ESPN 50th Annual Meeting

ESPN 2017


 
DISSEMINATED BARTONELLA HENSELAE INFECTION IN A CHILD RECEIVING MYCOPHENOLATE MOFETIL FOR IDIOPATHIC NEPHROTIC SYNDROME
Ranchin Bruno 1 Cheyssac Elodie 1 Laurent Audrey 1 Bertholet-Thomas Aurelia 1 Viremouneix Loic 2 Toumi Chadia 3 Bacchetta Justine 1

1- Pediatric Nephrology unit Hospices Civils de Lyon
2- Pediatric Radiology unit Hospices Civils de Lyon
3- Pediatric Infectiology unit Hospices Civils de Lyon
 
Introduction:

Mycophenolate mofetil (MMF) is an efficient steroid-sparing drug in steroid-dependent idiopathic nephrotic syndrome (SDNS). Infectious complications have been rarely reported in patients receiving only MMF.

 

 

Material and methods:

We report on a 7-year old girl receiving MMF for SDNS and developing disseminated Bartonella Henselae infection.

 

 

Results:

The patient was receiving MMF for one year when she presented fever. The daily dose of MMF was 920 mg/m²; it had been decreased from 1220 to 920 mg/m² 11 months before the onset of symptoms because of a MMF area under the curve of 114 mg.h/L. After 5 days of fever, clinical examination showed an isolated 15 mm-diameter pre-ear tragus lymph node. Blood formula was normal, whilst serum ALAT and gammaGT were increased (318 and 72 IU/L, respectively), serum protein C reactive subnormal (9.7 mg/L), blood EBV and CMV viral load and Bartonella Henselae serology were negative. Abdominal ultrasonography showed multiple abdominal lymph nodes (diameter, 10 to 22 mm) at liver and spleen hilums, with one liver and multiple spleen hypodense nodules. Bone marrow aspiration was normal. PCR for Bartonella Henselae was positive on surgical biopsy of the cervical lymph node performed after 13 days of fever. The child had a 5 year-old cat at home and played with kittens during the last weeks. MMF was withdrawn and prednisolone restarted at 10 mg every other day. The child received clarithromycin and amikacin for 10 days, and then clarithromycin for 4.5 months. Fever disappeared within 4 days and abdominal lymph nodes after 3 months.

 

 

Conclusions:

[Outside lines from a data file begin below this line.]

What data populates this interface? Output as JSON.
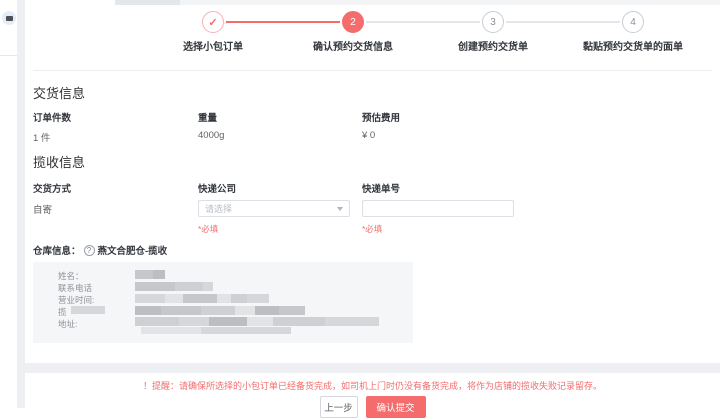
{
  "stepper": {
    "steps": [
      {
        "symbol": "✓",
        "label": "选择小包订单",
        "state": "done"
      },
      {
        "symbol": "2",
        "label": "确认预约交货信息",
        "state": "active"
      },
      {
        "symbol": "3",
        "label": "创建预约交货单",
        "state": "wait"
      },
      {
        "symbol": "4",
        "label": "黏贴预约交货单的面单",
        "state": "wait"
      }
    ]
  },
  "delivery_info": {
    "title": "交货信息",
    "fields": [
      {
        "label": "订单件数",
        "value": "1 件"
      },
      {
        "label": "重量",
        "value": "4000g"
      },
      {
        "label": "预估费用",
        "value": "¥ 0"
      }
    ]
  },
  "pickup_info": {
    "title": "揽收信息",
    "delivery_method_label": "交货方式",
    "delivery_method_value": "自寄",
    "courier_label": "快递公司",
    "courier_placeholder": "请选择",
    "tracking_label": "快递单号",
    "required_hint": "*必填"
  },
  "warehouse": {
    "label": "仓库信息：",
    "help_icon": "?",
    "name": "燕文合肥仓-揽收",
    "row_labels": [
      "姓名：",
      "联系电话",
      "营业时间:",
      "揽",
      "地址:"
    ]
  },
  "footer": {
    "reminder": "！提醒：请确保所选择的小包订单已经备货完成，如司机上门时仍没有备货完成，将作为店铺的揽收失败记录留存。",
    "prev_button": "上一步",
    "submit_button": "确认提交"
  },
  "colors": {
    "accent": "#f56c6c",
    "page_bg": "#edeff3"
  }
}
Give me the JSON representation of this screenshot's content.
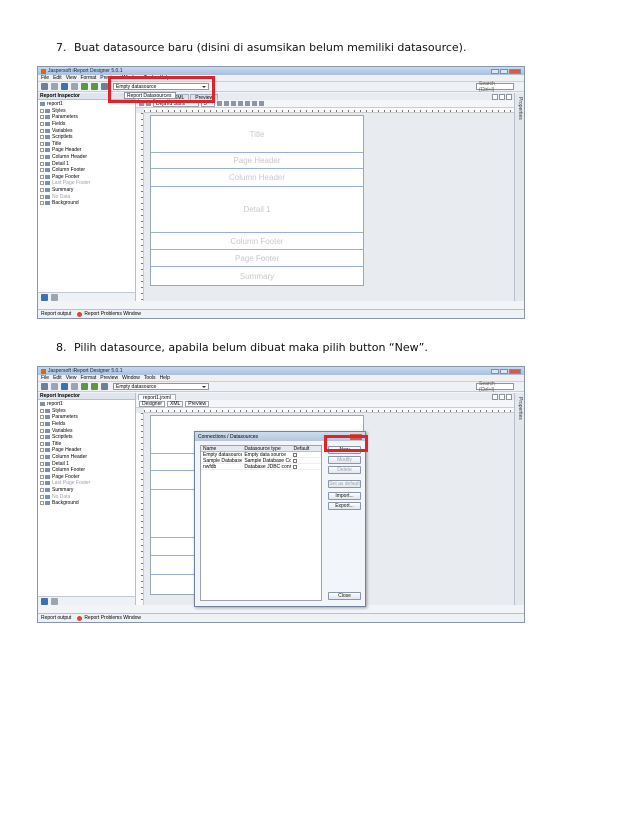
{
  "step7": {
    "number": "7.",
    "text": "Buat datasource baru (disini di asumsikan belum memiliki datasource)."
  },
  "step8": {
    "number": "8.",
    "text": "Pilih datasource, apabila belum dibuat maka pilih button “New”."
  },
  "app": {
    "title": "Jaspersoft iReport Designer 5.0.1",
    "menu": [
      "File",
      "Edit",
      "View",
      "Format",
      "Preview",
      "Window",
      "Tools",
      "Help"
    ],
    "datasource_selected": "Empty datasource",
    "datasource_option": "Report Datasources",
    "search_placeholder": "Search (Ctrl+I)",
    "panel_title": "Report Inspector",
    "tree": [
      {
        "label": "report1",
        "root": true,
        "dim": false
      },
      {
        "label": "Styles",
        "dim": false
      },
      {
        "label": "Parameters",
        "dim": false
      },
      {
        "label": "Fields",
        "dim": false
      },
      {
        "label": "Variables",
        "dim": false
      },
      {
        "label": "Scriptlets",
        "dim": false
      },
      {
        "label": "Title",
        "dim": false
      },
      {
        "label": "Page Header",
        "dim": false
      },
      {
        "label": "Column Header",
        "dim": false
      },
      {
        "label": "Detail 1",
        "dim": false
      },
      {
        "label": "Column Footer",
        "dim": false
      },
      {
        "label": "Page Footer",
        "dim": false
      },
      {
        "label": "Last Page Footer",
        "dim": true
      },
      {
        "label": "Summary",
        "dim": false
      },
      {
        "label": "No Data",
        "dim": true
      },
      {
        "label": "Background",
        "dim": false
      }
    ],
    "tabs": {
      "designer": "Designer",
      "xml": "XML",
      "preview": "Preview",
      "file_tab": "report1.jrxml"
    },
    "font_name": "DejaVu Sans",
    "font_size": "3",
    "bands": [
      "Title",
      "Page Header",
      "Column Header",
      "Detail 1",
      "Column Footer",
      "Page Footer",
      "Summary"
    ],
    "properties_label": "Properties",
    "status": {
      "output": "Report output",
      "problems": "Report Problems Window"
    }
  },
  "dialog": {
    "title": "Connections / Datasources",
    "columns": [
      "Name",
      "Datasource type",
      "Default"
    ],
    "rows": [
      {
        "name": "Empty datasource",
        "type": "Empty data source"
      },
      {
        "name": "Sample Database (HS...",
        "type": "Sample Database Co..."
      },
      {
        "name": "nwfdb",
        "type": "Database JDBC conn..."
      }
    ],
    "buttons": {
      "new": "New",
      "modify": "Modify",
      "delete": "Delete",
      "set_default": "Set as default",
      "import": "Import...",
      "export": "Export...",
      "close": "Close"
    }
  }
}
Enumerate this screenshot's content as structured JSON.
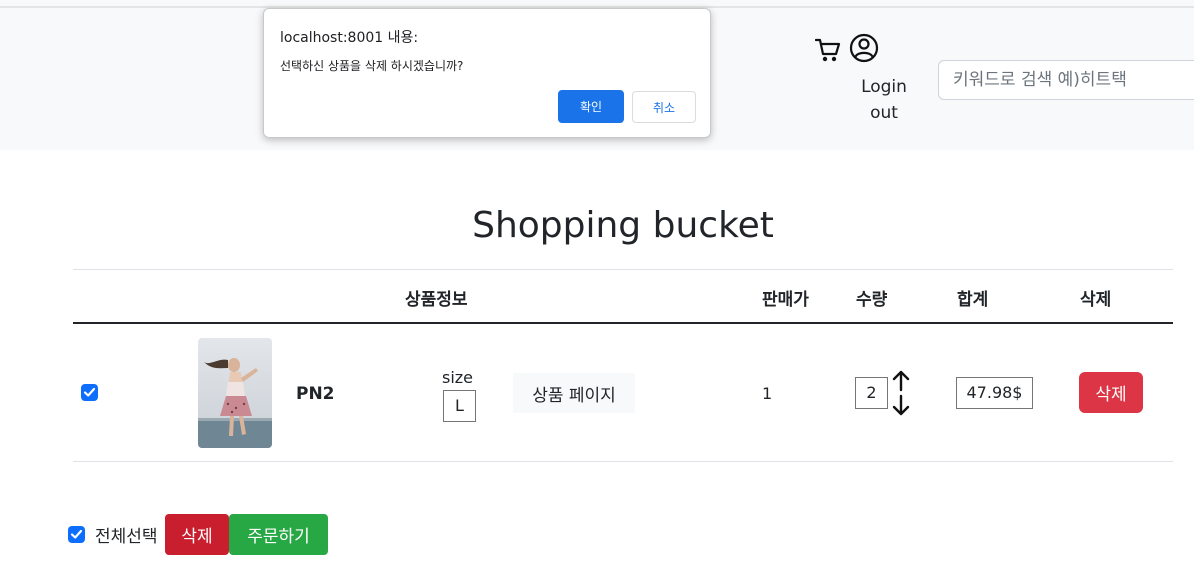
{
  "header": {
    "login_line1": "Login",
    "login_line2": "out",
    "search_placeholder": "키워드로 검색 예)히트택"
  },
  "dialog": {
    "title": "localhost:8001 내용:",
    "message": "선택하신 상품을 삭제 하시겠습니까?",
    "ok_label": "확인",
    "cancel_label": "취소"
  },
  "page": {
    "title": "Shopping bucket"
  },
  "table": {
    "headers": {
      "info": "상품정보",
      "price": "판매가",
      "qty": "수량",
      "total": "합계",
      "delete": "삭제"
    },
    "rows": [
      {
        "checked": true,
        "name": "PN2",
        "size_label": "size",
        "size": "L",
        "page_button": "상품 페이지",
        "price": "1",
        "quantity": "2",
        "total": "47.98$",
        "delete_label": "삭제"
      }
    ]
  },
  "footer": {
    "select_all_label": "전체선택",
    "select_all_checked": true,
    "delete_label": "삭제",
    "order_label": "주문하기"
  },
  "colors": {
    "primary": "#0d6efd",
    "danger": "#dc3545",
    "success": "#28a745",
    "dialog_ok": "#1a73e8"
  }
}
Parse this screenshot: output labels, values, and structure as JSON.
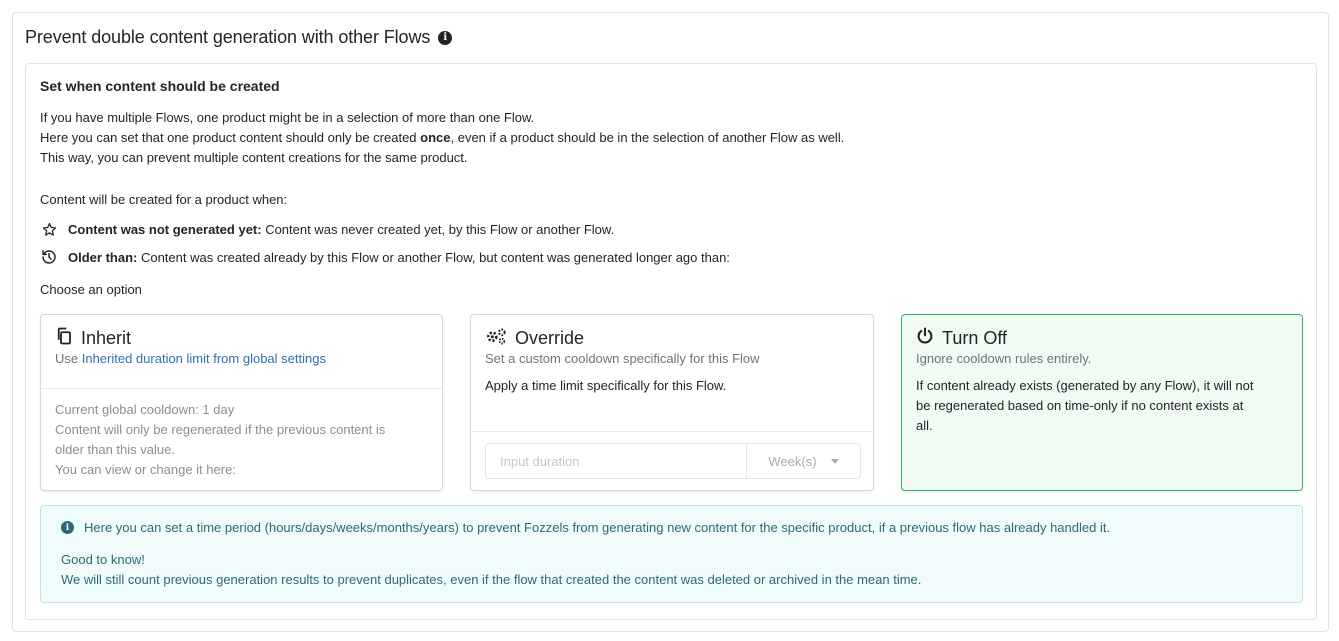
{
  "header": {
    "title": "Prevent double content generation with other Flows"
  },
  "section": {
    "title": "Set when content should be created",
    "intro": {
      "line1": "If you have multiple Flows, one product might be in a selection of more than one Flow.",
      "line2_pre": "Here you can set that one product content should only be created ",
      "line2_bold": "once",
      "line2_post": ", even if a product should be in the selection of another Flow as well.",
      "line3": "This way, you can prevent multiple content creations for the same product."
    },
    "condition_intro": "Content will be created for a product when:",
    "rules": [
      {
        "icon": "star-icon",
        "bold": "Content was not generated yet:",
        "text": " Content was never created yet, by this Flow or another Flow."
      },
      {
        "icon": "history-icon",
        "bold": "Older than:",
        "text": " Content was created already by this Flow or another Flow, but content was generated longer ago than:"
      }
    ],
    "choose_label": "Choose an option"
  },
  "options": {
    "inherit": {
      "icon": "copy-icon",
      "title": "Inherit",
      "sub_pre": "Use ",
      "sub_link": "Inherited duration limit from global settings",
      "line1": "Current global cooldown: 1 day",
      "line2": "Content will only be regenerated if the previous content is",
      "line3": "older than this value.",
      "line4": "You can view or change it here:"
    },
    "override": {
      "icon": "gears-icon",
      "title": "Override",
      "sub": "Set a custom cooldown specifically for this Flow",
      "body": "Apply a time limit specifically for this Flow.",
      "input_placeholder": "Input duration",
      "unit_selected": "Week(s)"
    },
    "turn_off": {
      "icon": "power-icon",
      "title": "Turn Off",
      "sub": "Ignore cooldown rules entirely.",
      "line1": "If content already exists (generated by any Flow), it will not",
      "line2": "be regenerated based on time-only if no content exists at",
      "line3": "all.",
      "selected_border_color": "#2fb36b"
    }
  },
  "alert": {
    "line1": "Here you can set a time period (hours/days/weeks/months/years) to prevent Fozzels from generating new content for the specific product, if a previous flow has already handled it.",
    "good_to_know": "Good to know!",
    "line3": "We will still count previous generation results to prevent duplicates, even if the flow that created the content was deleted or archived in the mean time."
  }
}
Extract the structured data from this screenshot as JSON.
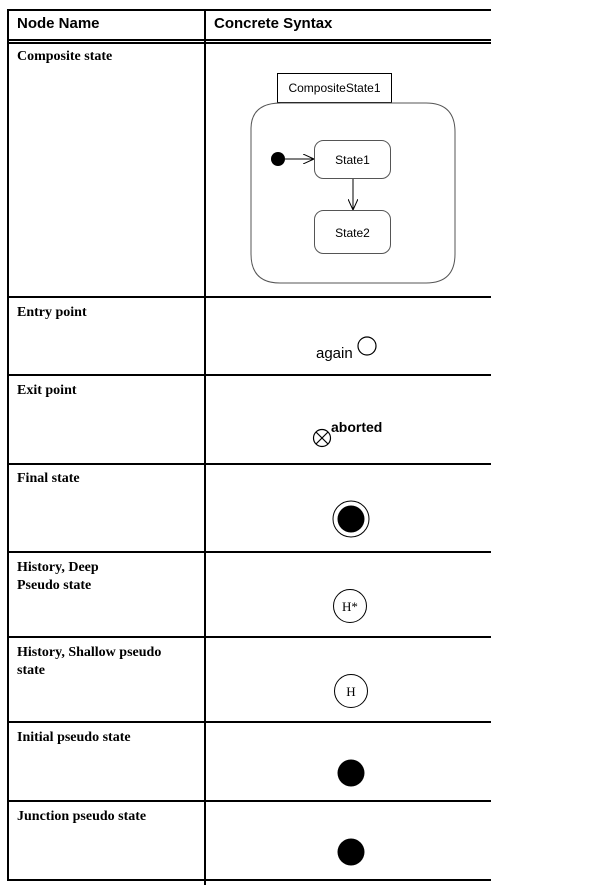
{
  "table": {
    "headers": {
      "node_name": "Node Name",
      "concrete_syntax": "Concrete Syntax"
    },
    "rows": [
      {
        "name": "Composite state",
        "notation": "composite-state-diagram",
        "diagram": {
          "composite_label": "CompositeState1",
          "state1": "State1",
          "state2": "State2"
        }
      },
      {
        "name": "Entry point",
        "notation": "entry-point-circle",
        "text": "again"
      },
      {
        "name": "Exit point",
        "notation": "exit-point-crossed-circle",
        "text": "aborted"
      },
      {
        "name": "Final state",
        "notation": "bullseye"
      },
      {
        "name_line1": "History, Deep",
        "name_line2": "Pseudo state",
        "notation": "circle-with-text",
        "text": "H*"
      },
      {
        "name_line1": "History, Shallow pseudo",
        "name_line2": "state",
        "notation": "circle-with-text",
        "text": "H"
      },
      {
        "name": "Initial pseudo state",
        "notation": "filled-circle"
      },
      {
        "name": "Junction pseudo state",
        "notation": "filled-circle"
      }
    ]
  }
}
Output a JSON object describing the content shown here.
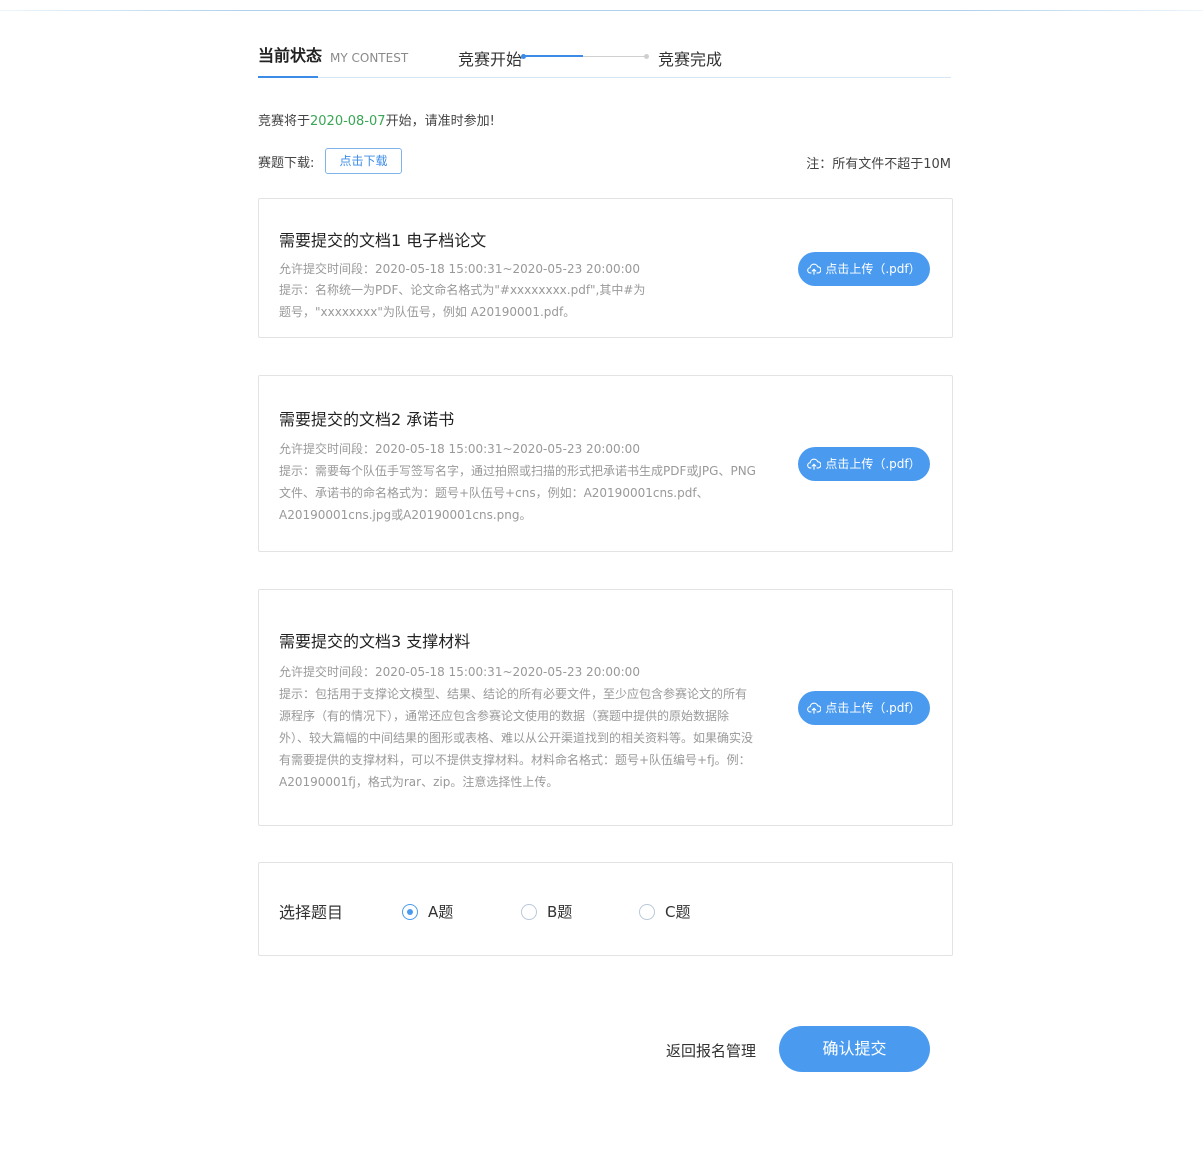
{
  "header": {
    "current_status": "当前状态",
    "current_status_sub": "MY CONTEST",
    "step_start": "竞赛开始",
    "step_done": "竞赛完成"
  },
  "notice": {
    "prefix": "竞赛将于",
    "date": "2020-08-07",
    "suffix": "开始，请准时参加!"
  },
  "download": {
    "label": "赛题下载:",
    "button": "点击下载",
    "note": "注：所有文件不超于10M"
  },
  "documents": [
    {
      "title": "需要提交的文档1 电子档论文",
      "period": "允许提交时间段：2020-05-18 15:00:31~2020-05-23 20:00:00",
      "hint": "提示：名称统一为PDF、论文命名格式为\"#xxxxxxxx.pdf\",其中#为题号，\"xxxxxxxx\"为队伍号，例如 A20190001.pdf。",
      "upload_label": "点击上传（.pdf）"
    },
    {
      "title": "需要提交的文档2 承诺书",
      "period": "允许提交时间段：2020-05-18 15:00:31~2020-05-23 20:00:00",
      "hint": "提示：需要每个队伍手写签写名字，通过拍照或扫描的形式把承诺书生成PDF或JPG、PNG文件、承诺书的命名格式为：题号+队伍号+cns，例如：A20190001cns.pdf、A20190001cns.jpg或A20190001cns.png。",
      "upload_label": "点击上传（.pdf）"
    },
    {
      "title": "需要提交的文档3 支撑材料",
      "period": "允许提交时间段：2020-05-18 15:00:31~2020-05-23 20:00:00",
      "hint": "提示：包括用于支撑论文模型、结果、结论的所有必要文件，至少应包含参赛论文的所有源程序（有的情况下），通常还应包含参赛论文使用的数据（赛题中提供的原始数据除外）、较大篇幅的中间结果的图形或表格、难以从公开渠道找到的相关资料等。如果确实没有需要提供的支撑材料，可以不提供支撑材料。材料命名格式：题号+队伍编号+fj。例：A20190001fj，格式为rar、zip。注意选择性上传。",
      "upload_label": "点击上传（.pdf）"
    }
  ],
  "topic": {
    "label": "选择题目",
    "options": [
      {
        "label": "A题",
        "checked": true
      },
      {
        "label": "B题",
        "checked": false
      },
      {
        "label": "C题",
        "checked": false
      }
    ]
  },
  "actions": {
    "back": "返回报名管理",
    "confirm": "确认提交"
  },
  "colors": {
    "accent": "#4a9bf0",
    "date_green": "#3aa655"
  }
}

Disseminated Bartonella Henselae infection has been described in patients receiving a combination of immunosuppressive agents after transplantation. This case illustrates that it can also be observed in a patient receiving only MMF. Thus, direct contact between such patients and cats (especially kitten) should be avoided, and MMF exposure should be minimized if possible.